_Task instructions:_
Filter the entries down to the lines containing "name", and copy those lines.

━━━━━ Records for the task ━━━━━

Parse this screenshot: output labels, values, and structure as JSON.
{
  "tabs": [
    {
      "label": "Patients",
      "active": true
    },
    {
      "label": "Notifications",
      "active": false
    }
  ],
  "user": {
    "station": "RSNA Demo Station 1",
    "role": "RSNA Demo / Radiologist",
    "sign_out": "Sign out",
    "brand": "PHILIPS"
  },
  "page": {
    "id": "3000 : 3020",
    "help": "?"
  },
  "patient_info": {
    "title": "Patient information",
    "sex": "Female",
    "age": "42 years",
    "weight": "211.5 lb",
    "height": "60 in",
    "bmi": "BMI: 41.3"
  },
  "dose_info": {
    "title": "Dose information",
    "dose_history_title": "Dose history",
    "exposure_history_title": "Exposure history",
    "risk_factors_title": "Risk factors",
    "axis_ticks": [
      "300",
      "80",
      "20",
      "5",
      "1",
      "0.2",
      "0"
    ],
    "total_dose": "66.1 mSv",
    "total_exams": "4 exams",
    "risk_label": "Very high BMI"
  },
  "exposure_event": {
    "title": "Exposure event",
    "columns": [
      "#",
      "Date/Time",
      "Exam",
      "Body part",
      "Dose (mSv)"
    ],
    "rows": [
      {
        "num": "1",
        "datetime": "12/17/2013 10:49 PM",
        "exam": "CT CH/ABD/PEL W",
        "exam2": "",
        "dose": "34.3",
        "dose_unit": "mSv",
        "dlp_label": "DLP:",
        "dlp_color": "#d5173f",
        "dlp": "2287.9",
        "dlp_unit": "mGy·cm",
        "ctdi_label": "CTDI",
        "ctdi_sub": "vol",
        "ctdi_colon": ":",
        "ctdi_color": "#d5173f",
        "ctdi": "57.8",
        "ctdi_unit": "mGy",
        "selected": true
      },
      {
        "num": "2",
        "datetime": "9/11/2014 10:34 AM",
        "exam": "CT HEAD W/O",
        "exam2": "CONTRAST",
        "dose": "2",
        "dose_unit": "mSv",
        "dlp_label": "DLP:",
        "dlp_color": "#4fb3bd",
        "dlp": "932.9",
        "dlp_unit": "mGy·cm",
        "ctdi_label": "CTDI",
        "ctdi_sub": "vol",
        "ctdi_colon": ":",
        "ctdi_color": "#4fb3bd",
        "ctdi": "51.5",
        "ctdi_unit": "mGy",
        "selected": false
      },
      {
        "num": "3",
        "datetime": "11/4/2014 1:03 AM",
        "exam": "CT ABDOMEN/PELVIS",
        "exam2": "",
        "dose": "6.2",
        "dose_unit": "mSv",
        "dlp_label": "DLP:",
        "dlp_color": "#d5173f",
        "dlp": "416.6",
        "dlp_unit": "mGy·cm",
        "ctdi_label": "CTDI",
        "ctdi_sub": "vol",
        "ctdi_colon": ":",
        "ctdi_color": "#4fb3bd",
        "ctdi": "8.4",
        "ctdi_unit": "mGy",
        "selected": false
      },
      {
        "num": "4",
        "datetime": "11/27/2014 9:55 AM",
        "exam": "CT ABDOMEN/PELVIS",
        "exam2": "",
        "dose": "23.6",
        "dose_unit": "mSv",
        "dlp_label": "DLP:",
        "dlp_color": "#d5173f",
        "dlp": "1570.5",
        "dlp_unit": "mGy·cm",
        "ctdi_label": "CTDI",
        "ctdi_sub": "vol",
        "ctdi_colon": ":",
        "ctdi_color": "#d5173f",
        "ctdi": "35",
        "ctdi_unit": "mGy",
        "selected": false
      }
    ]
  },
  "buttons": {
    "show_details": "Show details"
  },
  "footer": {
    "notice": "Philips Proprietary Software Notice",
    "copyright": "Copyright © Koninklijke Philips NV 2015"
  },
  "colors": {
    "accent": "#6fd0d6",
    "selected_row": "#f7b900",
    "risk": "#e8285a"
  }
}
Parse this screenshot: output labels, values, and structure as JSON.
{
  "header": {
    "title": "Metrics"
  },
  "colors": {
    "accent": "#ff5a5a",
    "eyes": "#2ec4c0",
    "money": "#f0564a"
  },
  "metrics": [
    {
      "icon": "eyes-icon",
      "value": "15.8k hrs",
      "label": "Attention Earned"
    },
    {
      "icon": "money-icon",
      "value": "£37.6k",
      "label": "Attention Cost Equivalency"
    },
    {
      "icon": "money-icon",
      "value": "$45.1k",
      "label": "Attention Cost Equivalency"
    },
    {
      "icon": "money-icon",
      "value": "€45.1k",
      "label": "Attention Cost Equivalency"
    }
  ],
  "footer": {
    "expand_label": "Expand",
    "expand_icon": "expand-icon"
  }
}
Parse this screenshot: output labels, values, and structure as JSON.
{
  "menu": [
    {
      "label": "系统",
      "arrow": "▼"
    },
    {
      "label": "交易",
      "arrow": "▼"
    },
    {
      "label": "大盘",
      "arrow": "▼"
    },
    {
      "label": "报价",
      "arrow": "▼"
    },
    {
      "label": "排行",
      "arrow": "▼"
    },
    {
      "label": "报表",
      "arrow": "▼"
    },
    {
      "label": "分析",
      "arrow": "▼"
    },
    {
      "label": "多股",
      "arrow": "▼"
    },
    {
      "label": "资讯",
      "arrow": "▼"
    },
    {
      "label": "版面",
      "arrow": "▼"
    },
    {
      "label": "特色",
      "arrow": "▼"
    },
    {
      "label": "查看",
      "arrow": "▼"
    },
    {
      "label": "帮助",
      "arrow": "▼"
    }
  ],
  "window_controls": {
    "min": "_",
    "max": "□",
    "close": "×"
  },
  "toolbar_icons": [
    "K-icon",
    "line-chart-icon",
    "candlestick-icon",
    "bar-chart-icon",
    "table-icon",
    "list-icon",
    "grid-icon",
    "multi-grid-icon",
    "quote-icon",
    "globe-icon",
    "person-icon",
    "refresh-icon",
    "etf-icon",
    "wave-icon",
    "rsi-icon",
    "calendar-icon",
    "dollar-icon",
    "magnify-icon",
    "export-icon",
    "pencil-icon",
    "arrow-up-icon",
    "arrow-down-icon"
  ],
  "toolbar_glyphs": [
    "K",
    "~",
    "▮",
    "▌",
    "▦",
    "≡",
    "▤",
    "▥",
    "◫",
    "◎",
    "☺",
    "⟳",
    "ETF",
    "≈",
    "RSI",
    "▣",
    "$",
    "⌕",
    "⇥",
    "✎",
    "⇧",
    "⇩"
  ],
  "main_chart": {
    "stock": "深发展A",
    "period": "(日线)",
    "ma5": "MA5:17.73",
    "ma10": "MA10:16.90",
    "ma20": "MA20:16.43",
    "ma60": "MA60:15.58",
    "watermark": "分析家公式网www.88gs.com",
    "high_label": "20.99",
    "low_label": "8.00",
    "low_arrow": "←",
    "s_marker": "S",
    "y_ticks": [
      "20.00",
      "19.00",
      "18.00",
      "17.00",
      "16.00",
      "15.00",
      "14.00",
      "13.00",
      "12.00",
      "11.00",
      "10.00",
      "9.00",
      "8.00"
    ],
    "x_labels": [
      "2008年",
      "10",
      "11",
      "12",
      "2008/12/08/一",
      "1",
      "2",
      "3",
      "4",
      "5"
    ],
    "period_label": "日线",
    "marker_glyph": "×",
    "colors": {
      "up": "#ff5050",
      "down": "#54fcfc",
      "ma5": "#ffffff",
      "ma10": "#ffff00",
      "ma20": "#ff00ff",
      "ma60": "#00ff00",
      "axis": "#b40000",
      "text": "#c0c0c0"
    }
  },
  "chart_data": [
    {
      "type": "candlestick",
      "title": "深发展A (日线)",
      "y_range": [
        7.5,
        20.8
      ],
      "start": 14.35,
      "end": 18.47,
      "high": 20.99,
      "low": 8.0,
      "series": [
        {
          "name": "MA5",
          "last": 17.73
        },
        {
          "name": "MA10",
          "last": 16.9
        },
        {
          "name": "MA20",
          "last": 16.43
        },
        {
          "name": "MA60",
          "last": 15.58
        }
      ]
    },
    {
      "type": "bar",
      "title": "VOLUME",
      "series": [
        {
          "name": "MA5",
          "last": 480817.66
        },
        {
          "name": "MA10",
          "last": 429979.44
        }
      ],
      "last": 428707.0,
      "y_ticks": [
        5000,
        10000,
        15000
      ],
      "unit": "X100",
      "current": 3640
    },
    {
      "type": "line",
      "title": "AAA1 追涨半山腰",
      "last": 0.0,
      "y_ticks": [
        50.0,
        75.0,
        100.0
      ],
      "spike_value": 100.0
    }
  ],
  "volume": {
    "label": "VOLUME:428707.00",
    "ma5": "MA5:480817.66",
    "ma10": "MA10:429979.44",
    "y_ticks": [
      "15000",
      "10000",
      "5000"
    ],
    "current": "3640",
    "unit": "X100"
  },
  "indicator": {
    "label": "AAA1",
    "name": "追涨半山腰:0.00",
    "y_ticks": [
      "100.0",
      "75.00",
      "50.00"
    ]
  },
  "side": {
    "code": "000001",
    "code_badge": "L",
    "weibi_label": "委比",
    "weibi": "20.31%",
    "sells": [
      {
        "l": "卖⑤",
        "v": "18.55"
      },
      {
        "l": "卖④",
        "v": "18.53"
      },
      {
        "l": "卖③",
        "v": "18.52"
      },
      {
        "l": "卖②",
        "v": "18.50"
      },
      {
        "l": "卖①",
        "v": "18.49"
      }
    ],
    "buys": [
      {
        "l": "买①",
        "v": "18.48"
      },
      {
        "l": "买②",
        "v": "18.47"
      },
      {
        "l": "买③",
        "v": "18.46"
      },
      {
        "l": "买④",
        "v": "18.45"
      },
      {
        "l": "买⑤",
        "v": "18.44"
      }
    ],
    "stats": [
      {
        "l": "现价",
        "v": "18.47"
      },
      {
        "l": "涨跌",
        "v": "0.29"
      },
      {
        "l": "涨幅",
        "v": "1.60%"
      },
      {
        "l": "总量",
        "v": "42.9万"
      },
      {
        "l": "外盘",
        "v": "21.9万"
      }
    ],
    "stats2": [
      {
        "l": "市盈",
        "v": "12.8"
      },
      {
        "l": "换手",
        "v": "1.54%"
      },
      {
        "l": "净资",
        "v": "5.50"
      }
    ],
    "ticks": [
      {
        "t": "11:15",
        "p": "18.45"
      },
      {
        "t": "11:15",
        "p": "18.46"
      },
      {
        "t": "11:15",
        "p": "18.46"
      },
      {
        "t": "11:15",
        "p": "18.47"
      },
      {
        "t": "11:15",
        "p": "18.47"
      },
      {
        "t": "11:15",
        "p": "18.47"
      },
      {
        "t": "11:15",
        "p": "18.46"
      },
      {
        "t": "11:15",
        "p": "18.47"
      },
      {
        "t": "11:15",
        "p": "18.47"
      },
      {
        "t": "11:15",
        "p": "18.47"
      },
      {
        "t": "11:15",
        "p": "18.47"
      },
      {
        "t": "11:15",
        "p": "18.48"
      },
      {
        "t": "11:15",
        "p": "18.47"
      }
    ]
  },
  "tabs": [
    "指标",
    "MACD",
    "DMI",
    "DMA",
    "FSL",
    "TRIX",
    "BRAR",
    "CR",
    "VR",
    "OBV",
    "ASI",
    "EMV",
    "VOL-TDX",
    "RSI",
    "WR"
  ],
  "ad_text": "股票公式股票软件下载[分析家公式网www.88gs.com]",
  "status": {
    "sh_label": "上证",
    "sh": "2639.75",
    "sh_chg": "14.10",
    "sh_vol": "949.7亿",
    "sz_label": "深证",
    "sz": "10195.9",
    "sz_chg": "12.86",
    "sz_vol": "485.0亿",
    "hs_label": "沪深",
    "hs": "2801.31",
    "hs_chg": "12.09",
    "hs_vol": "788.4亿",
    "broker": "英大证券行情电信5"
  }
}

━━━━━

_Exercise output:_
          "name": "MA5",
          "name": "MA10",
          "name": "MA20",
          "name": "MA60",
          "name": "MA5",
          "name": "MA10",
    "name": "追涨半山腰:0.00",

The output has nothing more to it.